Because textual ETL does things on a computer and in an automated manner, there is no limit to the number of records that can be processed. Textual ETL frees the doctor from having to manually read records.
And because the processing is done on a computer, it is fast and inexpensive.
One way to think of textual ETL is to think of it as a means of reading a document and finding all the important data, removing the extraneous data, and placing the data in a data base. Suppose you want to find language about a procedure. You don’t have to read the entire document. You let the computer read and organize the document. Now, finding the text that you want is easy and efficient for even the largest document. And textual ETL removes the clutter that isn’t relevant to the nexus of the document.
Because textual ETL has built into it the ability to automatically edit and transform text, you can now bring together text from different disciplines. That is easy and natural in textual ETL.
Furthermore, textual ETL does not care about who the provider of the text is. The vendor providing the medical records is irrelevant to the analytics that can be done against the records. The records can be very old records that are combined with very new records. It simply doesn’t matter to textual ETL. The only requirement for textual ETL is that the records be in the form of text.

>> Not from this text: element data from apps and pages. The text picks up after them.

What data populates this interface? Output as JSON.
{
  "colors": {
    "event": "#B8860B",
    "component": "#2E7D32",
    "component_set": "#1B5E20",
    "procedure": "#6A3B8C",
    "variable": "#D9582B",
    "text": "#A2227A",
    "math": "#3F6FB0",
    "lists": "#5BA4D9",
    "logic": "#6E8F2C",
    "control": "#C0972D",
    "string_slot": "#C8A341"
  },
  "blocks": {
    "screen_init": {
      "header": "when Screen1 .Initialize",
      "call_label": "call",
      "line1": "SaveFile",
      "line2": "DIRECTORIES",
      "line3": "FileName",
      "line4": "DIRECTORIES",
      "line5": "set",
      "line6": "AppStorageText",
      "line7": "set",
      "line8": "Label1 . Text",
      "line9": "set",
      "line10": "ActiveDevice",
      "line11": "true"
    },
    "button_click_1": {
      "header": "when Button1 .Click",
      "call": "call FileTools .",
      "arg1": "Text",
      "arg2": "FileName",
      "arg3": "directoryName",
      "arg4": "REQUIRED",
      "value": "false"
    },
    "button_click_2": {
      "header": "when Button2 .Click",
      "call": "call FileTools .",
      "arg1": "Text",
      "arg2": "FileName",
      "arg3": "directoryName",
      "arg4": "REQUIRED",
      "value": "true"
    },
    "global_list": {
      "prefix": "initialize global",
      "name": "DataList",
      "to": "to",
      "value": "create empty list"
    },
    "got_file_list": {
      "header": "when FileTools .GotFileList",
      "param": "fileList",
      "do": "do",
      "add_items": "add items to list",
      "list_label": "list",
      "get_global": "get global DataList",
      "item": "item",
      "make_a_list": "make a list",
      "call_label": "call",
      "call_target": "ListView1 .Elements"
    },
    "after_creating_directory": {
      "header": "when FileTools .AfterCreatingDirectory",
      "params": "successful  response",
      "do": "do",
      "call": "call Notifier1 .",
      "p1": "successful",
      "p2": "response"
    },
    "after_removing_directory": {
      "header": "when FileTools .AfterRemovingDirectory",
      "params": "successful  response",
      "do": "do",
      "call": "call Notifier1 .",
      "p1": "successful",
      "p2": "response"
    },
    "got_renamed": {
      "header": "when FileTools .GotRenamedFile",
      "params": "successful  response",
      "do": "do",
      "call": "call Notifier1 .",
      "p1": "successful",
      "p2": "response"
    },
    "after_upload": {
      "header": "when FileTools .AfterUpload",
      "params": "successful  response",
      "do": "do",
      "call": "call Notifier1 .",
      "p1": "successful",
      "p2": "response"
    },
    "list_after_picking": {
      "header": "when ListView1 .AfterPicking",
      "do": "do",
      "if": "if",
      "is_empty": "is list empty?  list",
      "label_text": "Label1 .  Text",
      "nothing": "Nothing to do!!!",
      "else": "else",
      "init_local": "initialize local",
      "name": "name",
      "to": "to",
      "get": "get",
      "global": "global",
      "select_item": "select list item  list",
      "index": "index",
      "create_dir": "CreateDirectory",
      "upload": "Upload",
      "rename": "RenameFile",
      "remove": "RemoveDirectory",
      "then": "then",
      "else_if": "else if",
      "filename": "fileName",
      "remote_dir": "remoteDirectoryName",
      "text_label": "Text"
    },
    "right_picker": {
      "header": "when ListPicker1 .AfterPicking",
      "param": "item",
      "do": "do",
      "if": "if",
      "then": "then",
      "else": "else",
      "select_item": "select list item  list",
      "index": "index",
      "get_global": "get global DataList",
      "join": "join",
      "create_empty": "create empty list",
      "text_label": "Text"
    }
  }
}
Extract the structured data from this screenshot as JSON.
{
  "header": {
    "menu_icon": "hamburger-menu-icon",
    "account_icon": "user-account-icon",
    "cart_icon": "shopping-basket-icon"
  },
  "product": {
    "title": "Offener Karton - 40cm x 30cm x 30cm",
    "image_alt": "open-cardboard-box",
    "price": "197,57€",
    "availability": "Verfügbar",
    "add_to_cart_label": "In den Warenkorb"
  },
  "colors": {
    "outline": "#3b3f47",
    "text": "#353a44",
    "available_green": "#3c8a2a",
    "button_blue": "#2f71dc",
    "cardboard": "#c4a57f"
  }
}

But perhaps the biggest challenge in creating the database for analytical processing is in doing the detailed recognition and editing in the creation of the data base. As textual ETL reads the raw text and created the database, textual ETL can edit and transform the data so that when it arrives in the database, it arrives in an integrated manner. This means that meaningful analysis can be done on the database immediately.
But perhaps the single most advantageous feature of textual ETL is that there is no limit to how many medical records that can be processed. There is no limit to the number of records that can be processed. Furthermore, the cost of reading and processing the medical records in an automated fashion is not expensive.
The result is that now – for the first time, you can start to do analytical processing against medical records. What once was an expensive, laborious, error prone activity is now fast, inexpensive and accurate.
That is why it is said that you can start to do analytical processing against medical records today like you have never been able to do it before.
Check out Bill’s latest publications
- Turning Text into Gold: Taxonomies and Textual Analytics
- Hearing the Voice of the Customer
- Data Architecture: A Primer for the Data Scientist, 2nd Edition